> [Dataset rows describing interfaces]
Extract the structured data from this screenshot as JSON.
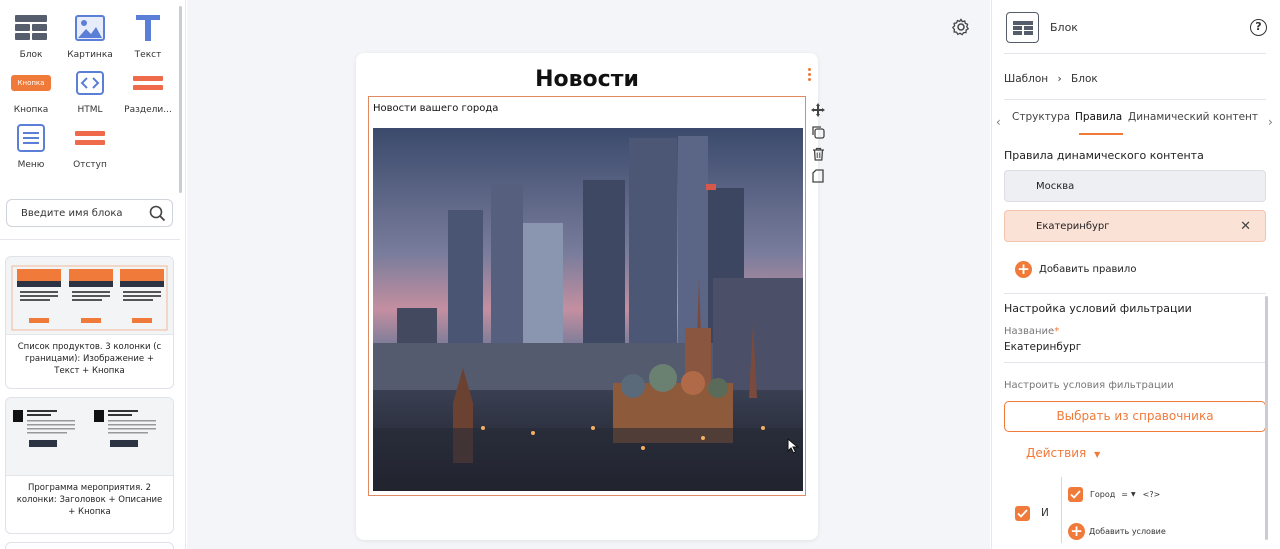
{
  "toolbox": {
    "tools": [
      {
        "label": "Блок",
        "icon": "block-grid-icon"
      },
      {
        "label": "Картинка",
        "icon": "image-icon"
      },
      {
        "label": "Текст",
        "icon": "text-icon"
      },
      {
        "label": "Кнопка",
        "icon": "button-icon",
        "chip": "Кнопка"
      },
      {
        "label": "HTML",
        "icon": "html-code-icon"
      },
      {
        "label": "Раздели...",
        "icon": "divider-icon"
      },
      {
        "label": "Меню",
        "icon": "menu-icon"
      },
      {
        "label": "Отступ",
        "icon": "spacer-icon"
      }
    ],
    "search_placeholder": "Введите имя блока",
    "cards": [
      {
        "caption": "Список продуктов. 3 колонки (с границами): Изображение + Текст + Кнопка"
      },
      {
        "caption": "Программа мероприятия. 2 колонки: Заголовок + Описание + Кнопка"
      }
    ]
  },
  "canvas": {
    "title": "Новости",
    "block_subtitle": "Новости вашего города"
  },
  "inspector": {
    "header_title": "Блок",
    "help": "?",
    "breadcrumb": {
      "parent": "Шаблон",
      "sep": "›",
      "current": "Блок"
    },
    "tabs": [
      "Структура",
      "Правила",
      "Динамический контент"
    ],
    "rules_title": "Правила динамического контента",
    "rules": [
      "Москва",
      "Екатеринбург"
    ],
    "rule_close": "✕",
    "add_rule": "Добавить правило",
    "filter_title": "Настройка условий фильтрации",
    "name_label": "Название",
    "name_value": "Екатеринбург",
    "configure_label": "Настроить условия фильтрации",
    "pick_button": "Выбрать из справочника",
    "actions": "Действия",
    "logic_and": "И",
    "condition": {
      "field": "Город",
      "op": "=",
      "value": "<?>"
    },
    "add_condition": "Добавить условие"
  },
  "colors": {
    "accent": "#f07a3a",
    "primary_icon": "#5b7fd6",
    "rule_selected": "#fbe2d6"
  }
}
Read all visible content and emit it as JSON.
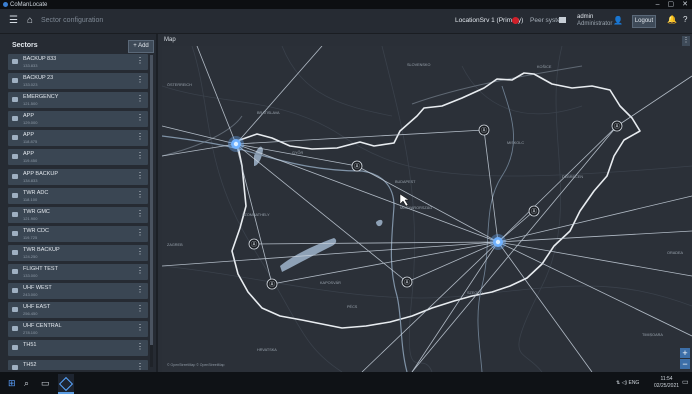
{
  "window": {
    "title": "CoManLocate",
    "controls": [
      "–",
      "▢",
      "✕"
    ]
  },
  "appbar": {
    "breadcrumb": "Sector configuration",
    "location": "LocationSrv 1 (Primary)",
    "peer_label": "Peer system",
    "user_name": "admin",
    "user_role": "Administrator",
    "logout_label": "Logout",
    "icons": {
      "menu": "☰",
      "home": "⌂",
      "user": "👤",
      "bell": "🔔",
      "help": "?"
    }
  },
  "sidebar": {
    "title": "Sectors",
    "add_label": "+ Add",
    "items": [
      {
        "name": "BACKUP 833",
        "freq": "133.833"
      },
      {
        "name": "BACKUP 23",
        "freq": "133.023"
      },
      {
        "name": "EMERGENCY",
        "freq": "121.500"
      },
      {
        "name": "APP",
        "freq": "129.000"
      },
      {
        "name": "APP",
        "freq": "118.875"
      },
      {
        "name": "APP",
        "freq": "119.450"
      },
      {
        "name": "APP BACKUP",
        "freq": "134.833"
      },
      {
        "name": "TWR ADC",
        "freq": "118.100"
      },
      {
        "name": "TWR GMC",
        "freq": "121.900"
      },
      {
        "name": "TWR CDC",
        "freq": "119.725"
      },
      {
        "name": "TWR BACKUP",
        "freq": "124.250"
      },
      {
        "name": "FLIGHT TEST",
        "freq": "133.000"
      },
      {
        "name": "UHF WEST",
        "freq": "243.000"
      },
      {
        "name": "UHF EAST",
        "freq": "256.450"
      },
      {
        "name": "UHF CENTRAL",
        "freq": "278.100"
      },
      {
        "name": "TH51",
        "freq": ""
      },
      {
        "name": "TH52",
        "freq": ""
      }
    ]
  },
  "map": {
    "title": "Map",
    "menu_icon": "⋮",
    "attribution": "© OpenStreetMap  © OpenStreetMap",
    "zoom_in": "+",
    "zoom_out": "−",
    "labels": [
      "SLOVENSKO",
      "KOŠICE",
      "MISKOLC",
      "DEBRECEN",
      "BUDAPEST",
      "MAGYARORSZÁG",
      "GYŐR",
      "SZOMBATHELY",
      "KAPOSVÁR",
      "PÉCS",
      "SZEGED",
      "ZAGREB",
      "HRVATSKA",
      "ORADEA",
      "TIMIȘOARA",
      "BRATISLAVA",
      "ÖSTERREICH"
    ],
    "colors": {
      "highlight": "#6fb1ff",
      "line": "#c9d3de",
      "border": "#e8ecf0",
      "water": "#8ea1b6"
    }
  },
  "taskbar": {
    "start": "⊞",
    "search": "⌕",
    "taskview": "▭",
    "tray": "⇅ ◁) ENG",
    "time": "11:54",
    "date": "02/25/2021"
  }
}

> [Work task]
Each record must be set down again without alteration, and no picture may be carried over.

> [Solution to this task]
Extract the structured data from this screenshot as JSON.
{
  "toolbox": {
    "tools": [
      {
        "label": "Блок",
        "icon": "block-grid-icon"
      },
      {
        "label": "Картинка",
        "icon": "image-icon"
      },
      {
        "label": "Текст",
        "icon": "text-icon"
      },
      {
        "label": "Кнопка",
        "icon": "button-icon",
        "chip": "Кнопка"
      },
      {
        "label": "HTML",
        "icon": "html-code-icon"
      },
      {
        "label": "Раздели...",
        "icon": "divider-icon"
      },
      {
        "label": "Меню",
        "icon": "menu-icon"
      },
      {
        "label": "Отступ",
        "icon": "spacer-icon"
      }
    ],
    "search_placeholder": "Введите имя блока",
    "cards": [
      {
        "caption": "Список продуктов. 3 колонки (с границами): Изображение + Текст + Кнопка"
      },
      {
        "caption": "Программа мероприятия. 2 колонки: Заголовок + Описание + Кнопка"
      }
    ]
  },
  "canvas": {
    "title": "Новости",
    "block_subtitle": "Новости вашего города"
  },
  "inspector": {
    "header_title": "Блок",
    "help": "?",
    "breadcrumb": {
      "parent": "Шаблон",
      "sep": "›",
      "current": "Блок"
    },
    "tabs": [
      "Структура",
      "Правила",
      "Динамический контент"
    ],
    "rules_title": "Правила динамического контента",
    "rules": [
      "Москва",
      "Екатеринбург"
    ],
    "rule_close": "✕",
    "add_rule": "Добавить правило",
    "filter_title": "Настройка условий фильтрации",
    "name_label": "Название",
    "name_value": "Екатеринбург",
    "configure_label": "Настроить условия фильтрации",
    "pick_button": "Выбрать из справочника",
    "actions": "Действия",
    "logic_and": "И",
    "condition": {
      "field": "Город",
      "op": "=",
      "value": "<?>"
    },
    "add_condition": "Добавить условие"
  },
  "colors": {
    "accent": "#f07a3a",
    "primary_icon": "#5b7fd6",
    "rule_selected": "#fbe2d6"
  }
}
Read all visible content and emit it as JSON.
{
  "window": {
    "title": "CoManLocate",
    "controls": [
      "–",
      "▢",
      "✕"
    ]
  },
  "appbar": {
    "breadcrumb": "Sector configuration",
    "location": "LocationSrv 1 (Primary)",
    "peer_label": "Peer system",
    "user_name": "admin",
    "user_role": "Administrator",
    "logout_label": "Logout",
    "icons": {
      "menu": "☰",
      "home": "⌂",
      "user": "👤",
      "bell": "🔔",
      "help": "?"
    }
  },
  "sidebar": {
    "title": "Sectors",
    "add_label": "+ Add",
    "items": [
      {
        "name": "BACKUP 833",
        "freq": "133.833"
      },
      {
        "name": "BACKUP 23",
        "freq": "133.023"
      },
      {
        "name": "EMERGENCY",
        "freq": "121.500"
      },
      {
        "name": "APP",
        "freq": "129.000"
      },
      {
        "name": "APP",
        "freq": "118.875"
      },
      {
        "name": "APP",
        "freq": "119.450"
      },
      {
        "name": "APP BACKUP",
        "freq": "134.833"
      },
      {
        "name": "TWR ADC",
        "freq": "118.100"
      },
      {
        "name": "TWR GMC",
        "freq": "121.900"
      },
      {
        "name": "TWR CDC",
        "freq": "119.725"
      },
      {
        "name": "TWR BACKUP",
        "freq": "124.250"
      },
      {
        "name": "FLIGHT TEST",
        "freq": "133.000"
      },
      {
        "name": "UHF WEST",
        "freq": "243.000"
      },
      {
        "name": "UHF EAST",
        "freq": "256.450"
      },
      {
        "name": "UHF CENTRAL",
        "freq": "278.100"
      },
      {
        "name": "TH51",
        "freq": ""
      },
      {
        "name": "TH52",
        "freq": ""
      }
    ]
  },
  "map": {
    "title": "Map",
    "menu_icon": "⋮",
    "attribution": "© OpenStreetMap  © OpenStreetMap",
    "zoom_in": "+",
    "zoom_out": "−",
    "labels": [
      "SLOVENSKO",
      "KOŠICE",
      "MISKOLC",
      "DEBRECEN",
      "BUDAPEST",
      "MAGYARORSZÁG",
      "GYŐR",
      "SZOMBATHELY",
      "KAPOSVÁR",
      "PÉCS",
      "SZEGED",
      "ZAGREB",
      "HRVATSKA",
      "ORADEA",
      "TIMIȘOARA",
      "BRATISLAVA",
      "ÖSTERREICH"
    ],
    "colors": {
      "highlight": "#6fb1ff",
      "line": "#c9d3de",
      "border": "#e8ecf0",
      "water": "#8ea1b6"
    }
  },
  "taskbar": {
    "start": "⊞",
    "search": "⌕",
    "taskview": "▭",
    "tray": "⇅ ◁) ENG",
    "time": "11:54",
    "date": "02/25/2021"
  }
}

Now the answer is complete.